Do you ever feel overwhelmed, depressed, sunk in your own thoughts or even play the classic “I don’t feel good, can I stay home today” game? Does school play a major part in those feelings?
Mental health is a person’s condition with consideration of their psychological and emotional well being.
Many people don’t know how difficult it can be in the morning to get up and go sit in classrooms for hours.
School is different than it once was, with the curriculum changing overtime and getting a lot tougher. Students are also doing more. At Delta, many students have part time to full time jobs or are caretakers for family members.
We don’t have time for ourselves because school takes up all our free time.
Over 80 percent of top university executives say that mental health is more of a priority than it was three years ago. The American Council on Education (ACE), conducted a survey on 400 college and university leaders.
They found that 72 percent of the presidents indicated they had spent more money on mental health initiatives than they did three years ago, according to Insider Higher Ed.
If top university executives are aware of the increase of mental health issues of students, we as students should have mental health days.

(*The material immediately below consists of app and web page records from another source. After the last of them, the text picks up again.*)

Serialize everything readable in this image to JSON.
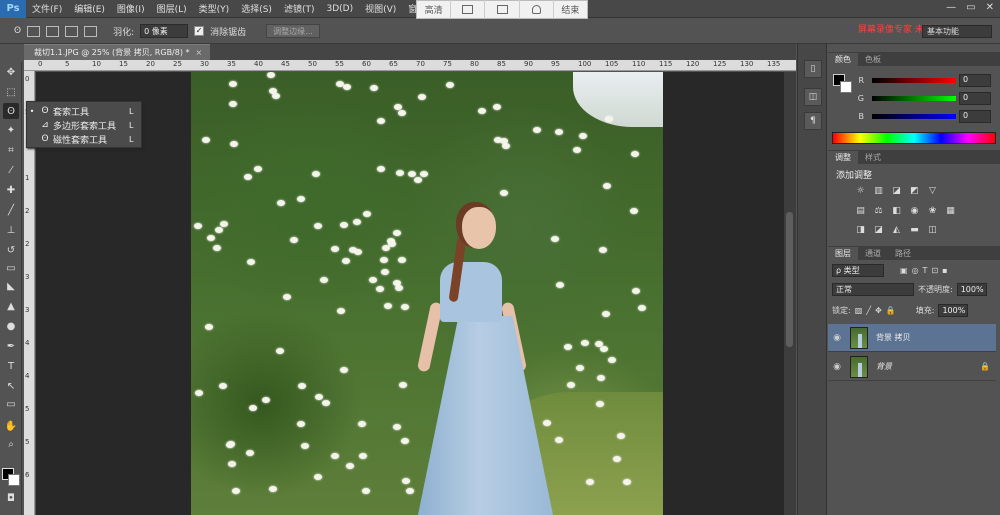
{
  "app": {
    "logo": "Ps"
  },
  "menu": [
    "文件(F)",
    "编辑(E)",
    "图像(I)",
    "图层(L)",
    "类型(Y)",
    "选择(S)",
    "滤镜(T)",
    "3D(D)",
    "视图(V)",
    "窗口"
  ],
  "float_toolbar": {
    "hd_label": "高清",
    "end_label": "结束"
  },
  "window_controls": {
    "minimize": "—",
    "restore": "▭",
    "close": "✕"
  },
  "options": {
    "feather_label": "羽化:",
    "feather_value": "0 像素",
    "antialias_label": "消除锯齿",
    "antialias_check": "✓",
    "refine_button": "调整边缘..."
  },
  "warning_text": "屏幕录像专家 未注册",
  "workspace": "基本功能",
  "document": {
    "tab_title": "裁切1.1.JPG @ 25% (背景 拷贝, RGB/8) *",
    "close": "×",
    "ruler_top": [
      "0",
      "5",
      "10",
      "15",
      "20",
      "25",
      "30",
      "35",
      "40",
      "45",
      "50",
      "55",
      "60",
      "65",
      "70",
      "75",
      "80",
      "85",
      "90",
      "95",
      "100",
      "105",
      "110",
      "115",
      "120",
      "125",
      "130",
      "135"
    ],
    "ruler_left": [
      "0",
      "5",
      "1",
      "1",
      "2",
      "2",
      "3",
      "3",
      "4",
      "4",
      "5",
      "5",
      "6"
    ]
  },
  "tools_flyout": [
    {
      "bullet": "•",
      "icon": "ʘ",
      "name": "套索工具",
      "key": "L"
    },
    {
      "bullet": "",
      "icon": "⊿",
      "name": "多边形套索工具",
      "key": "L"
    },
    {
      "bullet": "",
      "icon": "ʘ",
      "name": "磁性套索工具",
      "key": "L"
    }
  ],
  "tool_glyphs": {
    "move": "✥",
    "marquee": "⬚",
    "lasso": "ʘ",
    "wand": "✦",
    "crop": "⌗",
    "eyedropper": "⁄",
    "heal": "✚",
    "brush": "╱",
    "stamp": "⊥",
    "history": "↺",
    "eraser": "▭",
    "bucket": "◣",
    "blur": "▲",
    "dodge": "●",
    "pen": "✒",
    "type": "T",
    "path-select": "↖",
    "shape": "▭",
    "hand": "✋",
    "zoom": "⌕",
    "quickmask": "◘"
  },
  "color_panel": {
    "tabs": [
      "颜色",
      "色板"
    ],
    "channels": [
      {
        "label": "R",
        "value": "0",
        "color": "#ff0000"
      },
      {
        "label": "G",
        "value": "0",
        "color": "#00ff00"
      },
      {
        "label": "B",
        "value": "0",
        "color": "#0000ff"
      }
    ]
  },
  "adjust_panel": {
    "tabs": [
      "调整",
      "样式"
    ],
    "title": "添加调整",
    "row1": [
      "☼",
      "▥",
      "◪",
      "◩",
      "▽"
    ],
    "row2": [
      "▤",
      "⚖",
      "◧",
      "◉",
      "❀",
      "▦"
    ],
    "row3": [
      "◨",
      "◪",
      "◭",
      "▬",
      "◫"
    ]
  },
  "layers_panel": {
    "tabs": [
      "图层",
      "通道",
      "路径"
    ],
    "filter_type": "ρ 类型",
    "filter_icons": [
      "▣",
      "◎",
      "T",
      "⊡",
      "▪"
    ],
    "blend_mode": "正常",
    "opacity_label": "不透明度:",
    "opacity_value": "100%",
    "lock_label": "锁定:",
    "lock_icons": [
      "▨",
      "╱",
      "✥",
      "🔒"
    ],
    "fill_label": "填充:",
    "fill_value": "100%",
    "layers": [
      {
        "name": "背景 拷贝",
        "selected": true,
        "lock": ""
      },
      {
        "name": "背景",
        "selected": false,
        "lock": "🔒"
      }
    ],
    "eye": "◉"
  },
  "accent": "#5c7394"
}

Mental health days will give students the opportunity to take a day for themselves and get caught up without being penalized.
A new law in Oregon allows students to take five days over a three month period to take mental health days off, according to CNN.
Parents opposed the law stating students could take mental health days by pretending to be sick.
But why should students have to lie to get a day off?
The truth is that students were likely already doing this, but had to call it a “sick day.” In addition, we are still penalized for the sick day.
I used to pretend I was sick and cut school when school got tough. During the time it felt relaxing, I got to get a full eight hours of sleep, eat breakfast and catch up on school work.
In school, we are very much overloaded with assignments that are due the next day as if that’s the only class we are taking. Knowing I had to wake up the next morning and get penalized at school and be drowned in the question: “Where were you?”
Then came the anxieties associated with not getting extensions on assignments, or missing tests.
Overall, mental health days are important to students. Students need a day to gather their thoughts instead of being drowned in them.
When students are given mental health days, there could be an increase in positive behavior, grades and — better yet — our well being.